SAN DIEGO (KGTV) - Researchers at the Scripps Institution of Oceanography have cracked the code on how a deep-sea bacteria creates a molecule that can fight brain cancer.
Scientists discovered the bacteria in 1990 while collecting sediment samples in the Atlantic Ocean. Within those samples, they discovered a bacteria that can create a molecule called "Salinosporamide A." That molecule can cross the blood-brain barrier, and create an enzyme called SalC which attacks cancer cells.
A drug based on that enzyme, Marizomb, is now in Phase III Clinical Trials and has shown promise to cure brain cancer.
But the team wanted to know how the bacteria creates that enzyme.
It took 20 years, and dozens of researchers building on top of each other's work, but they finally figured it out.
"There's a whole pathway that's responsible for making this molecule. Finding that pathway is step one," explains Graduate Student Kate Bauman. She's the one who pieced it all together.
"She's a monster," jokes Professor Bradley Moore, who runs the lab. "It's a rare individual that has that much capability to put all that science together and be able to solve a really complicated problem. And that's what Kate did."
Bauman figured out the "SalC" enzyme builds an anti-cancer "warhead" by creating two, complex, reactive ring structures.
"Basically it's a pentagon and a square fused together," she says.
Bauman is the lead author of a study published this week that gives a more detailed explanation of the process.
She says the main point is now that researchers understand how it's made, they can try to replicate it in a lab.
"Now that we understand how (it) is installed, we really understand how the warhead of the molecule is created," she says.
That could make it easier to mass-produce the Marizomb drug to help people with brain cancer.
"If it gets approved (by the FDA), they're looking for long-term solutions of how to provide enough of this medicine for the 10s of 1000s of Americans who die of glioblastoma every year," says Dr. Moore.
"Our goal is to be able to use organic chemistry and enzymes that we dig out of the ocean to do things both at a larger scale and sustainably," says fellow researcher Vikram Shende. "If we can find a microbe that can do it in a way that's a little bit easier, uses a little bit less material, and pumps out a ton of it, that's really what we're hoping to be able to do with this discovery."
In addition to mass-production, Bauman says understanding how SalC is created means they can try to manipulate it and see if it can treat other cancers or immune system diseases and infections.
"Access to this enzyme SalC that installs the complicated ring structure opens the door to that in the future," Bauman says.
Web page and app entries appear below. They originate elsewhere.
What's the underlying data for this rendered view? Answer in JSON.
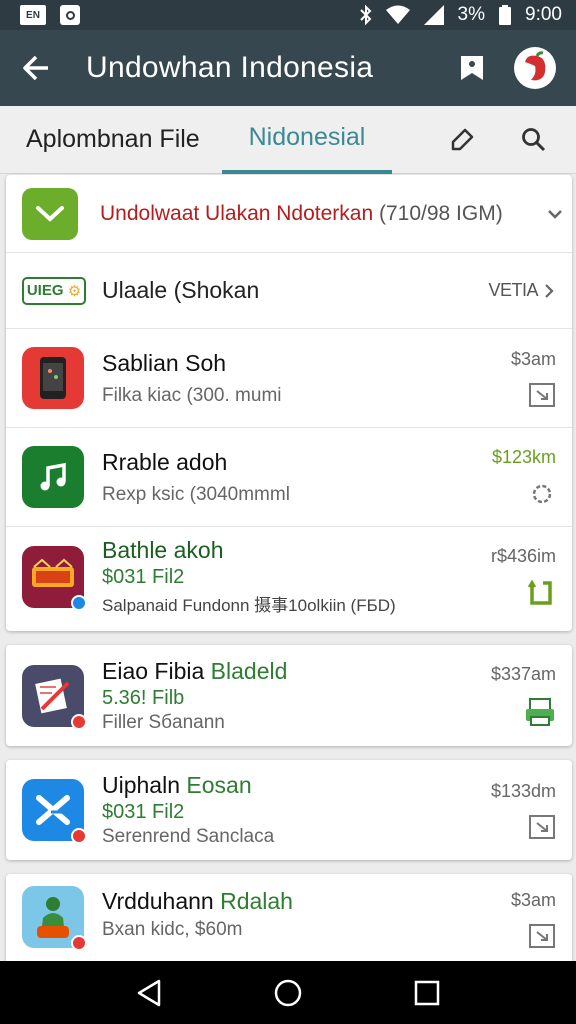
{
  "status": {
    "left_badge": "EN",
    "battery": "3%",
    "time": "9:00"
  },
  "appbar": {
    "title": "Undowhan Indonesia",
    "icons": [
      "back-arrow-icon",
      "bookmark-icon",
      "avatar"
    ]
  },
  "tabs": [
    {
      "label": "Aplombnan File",
      "active": false
    },
    {
      "label": "Nidonesial",
      "active": true
    }
  ],
  "banner": {
    "title": "Undolwaat Ulakan Ndoterkan",
    "size": "(710/98 IGM)"
  },
  "category": {
    "badge": "UIEG",
    "label": "Ulaale (Shokan",
    "more": "VETIA"
  },
  "apps": [
    {
      "name": "Sablian Soh",
      "accent": "",
      "price": "",
      "detail": "Filka kiac (300. mumi",
      "time": "$3am",
      "time_green": false,
      "icon_color": "#e53935",
      "action_icon": "download-icon"
    },
    {
      "name": "Rrable adoh",
      "accent": "",
      "price": "",
      "detail": "Rexp ksic (3040mmml",
      "time": "$123km",
      "time_green": true,
      "icon_color": "#1b7e2f",
      "action_icon": "settings-icon"
    },
    {
      "name": "Bathle akoh",
      "accent": "",
      "price": "$031 Fil2",
      "detail": "Salpanaid Fundonn 摄事10olkiin (FБD)",
      "time": "r$436im",
      "time_green": false,
      "icon_color": "#8e1c3a",
      "action_icon": "refresh-icon"
    },
    {
      "name": "Eiao Fibia ",
      "accent": "Bladeld",
      "price": "5.36! Filb",
      "detail": "Filler Sбanann",
      "time": "$337am",
      "time_green": false,
      "icon_color": "#4a4a6a",
      "action_icon": "printer-icon"
    },
    {
      "name": "Uiphaln ",
      "accent": "Eosan",
      "price": "$031 Fil2",
      "detail": "Serenrend Sanclaca",
      "time": "$133dm",
      "time_green": false,
      "icon_color": "#1e88e5",
      "action_icon": "download-icon"
    },
    {
      "name": "Vrdduhann ",
      "accent": "Rdalah",
      "price": "",
      "detail": "Bxan kidc, $60m",
      "time": "$3am",
      "time_green": false,
      "icon_color": "#7cc6e8",
      "action_icon": "download-icon"
    }
  ],
  "colors": {
    "appbar": "#37474f",
    "statusbar": "#2f3b43",
    "accent_tab": "#3a8a94",
    "green": "#2e7d32",
    "banner_red": "#b71c1c"
  }
}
Funding for the research came from the National Institutes of Health, the Robert A. Welch Foundation, and the Sao Paulo Research Foundation.
In addition to publishing the paper, Bauman and her colleagues presented their findings this week at the American Chemical Society Convention in San Diego.